ASSIGNED TASK.
Restate the records below exactly. Pictures are not part of the copy.

(Website and app data records)
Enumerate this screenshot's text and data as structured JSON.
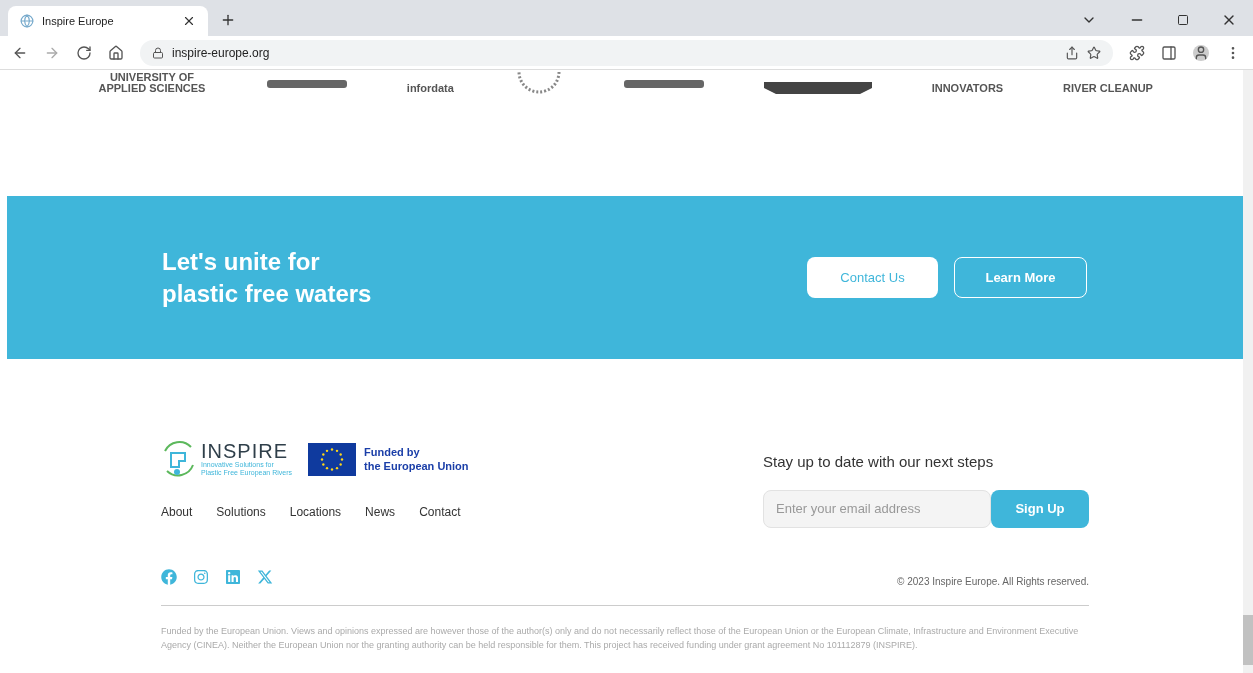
{
  "browser": {
    "tab_title": "Inspire Europe",
    "url": "inspire-europe.org"
  },
  "partner_logos": [
    {
      "kind": "text",
      "text": "UNIVERSITY OF APPLIED SCIENCES"
    },
    {
      "kind": "mark"
    },
    {
      "kind": "text",
      "text": "infordata"
    },
    {
      "kind": "seal"
    },
    {
      "kind": "mark"
    },
    {
      "kind": "bar"
    },
    {
      "kind": "text",
      "text": "INNOVATORS"
    },
    {
      "kind": "text",
      "text": "RIVER CLEANUP"
    }
  ],
  "banner": {
    "heading_lines": [
      "Let's unite for",
      "plastic free waters"
    ],
    "buttons": [
      {
        "label": "Contact Us",
        "kind": "solid"
      },
      {
        "label": "Learn More",
        "kind": "outline"
      }
    ]
  },
  "footer": {
    "logo": {
      "name": "INSPIRE",
      "tagline_lines": [
        "Innovative Solutions for",
        "Plastic Free European Rivers"
      ]
    },
    "eu_badge": {
      "lines": [
        "Funded by",
        "the European Union"
      ]
    },
    "nav": [
      "About",
      "Solutions",
      "Locations",
      "News",
      "Contact"
    ],
    "social": [
      {
        "kind": "facebook"
      },
      {
        "kind": "instagram"
      },
      {
        "kind": "linkedin"
      },
      {
        "kind": "x"
      }
    ],
    "newsletter": {
      "heading": "Stay up to date with our next steps",
      "placeholder": "Enter your email address",
      "button": "Sign Up"
    },
    "copyright": "© 2023 Inspire Europe. All Rights reserved.",
    "disclaimer": "Funded by the European Union. Views and opinions expressed are however those of the author(s) only and do not necessarily reflect those of the European Union or the European Climate, Infrastructure and Environment Executive Agency (CINEA). Neither the European Union nor the granting authority can be held responsible for them. This project has received funding under grant agreement No 101112879 (INSPIRE)."
  }
}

RESPONSE TO THE EXERCISE.
Enumerate this screenshot's text and data as structured JSON.
{
  "browser": {
    "tab_title": "Inspire Europe",
    "url": "inspire-europe.org"
  },
  "partner_logos": [
    {
      "kind": "text",
      "text": "UNIVERSITY OF APPLIED SCIENCES"
    },
    {
      "kind": "mark"
    },
    {
      "kind": "text",
      "text": "infordata"
    },
    {
      "kind": "seal"
    },
    {
      "kind": "mark"
    },
    {
      "kind": "bar"
    },
    {
      "kind": "text",
      "text": "INNOVATORS"
    },
    {
      "kind": "text",
      "text": "RIVER CLEANUP"
    }
  ],
  "banner": {
    "heading_lines": [
      "Let's unite for",
      "plastic free waters"
    ],
    "buttons": [
      {
        "label": "Contact Us",
        "kind": "solid"
      },
      {
        "label": "Learn More",
        "kind": "outline"
      }
    ]
  },
  "footer": {
    "logo": {
      "name": "INSPIRE",
      "tagline_lines": [
        "Innovative Solutions for",
        "Plastic Free European Rivers"
      ]
    },
    "eu_badge": {
      "lines": [
        "Funded by",
        "the European Union"
      ]
    },
    "nav": [
      "About",
      "Solutions",
      "Locations",
      "News",
      "Contact"
    ],
    "social": [
      {
        "kind": "facebook"
      },
      {
        "kind": "instagram"
      },
      {
        "kind": "linkedin"
      },
      {
        "kind": "x"
      }
    ],
    "newsletter": {
      "heading": "Stay up to date with our next steps",
      "placeholder": "Enter your email address",
      "button": "Sign Up"
    },
    "copyright": "© 2023 Inspire Europe. All Rights reserved.",
    "disclaimer": "Funded by the European Union. Views and opinions expressed are however those of the author(s) only and do not necessarily reflect those of the European Union or the European Climate, Infrastructure and Environment Executive Agency (CINEA). Neither the European Union nor the granting authority can be held responsible for them. This project has received funding under grant agreement No 101112879 (INSPIRE)."
  }
}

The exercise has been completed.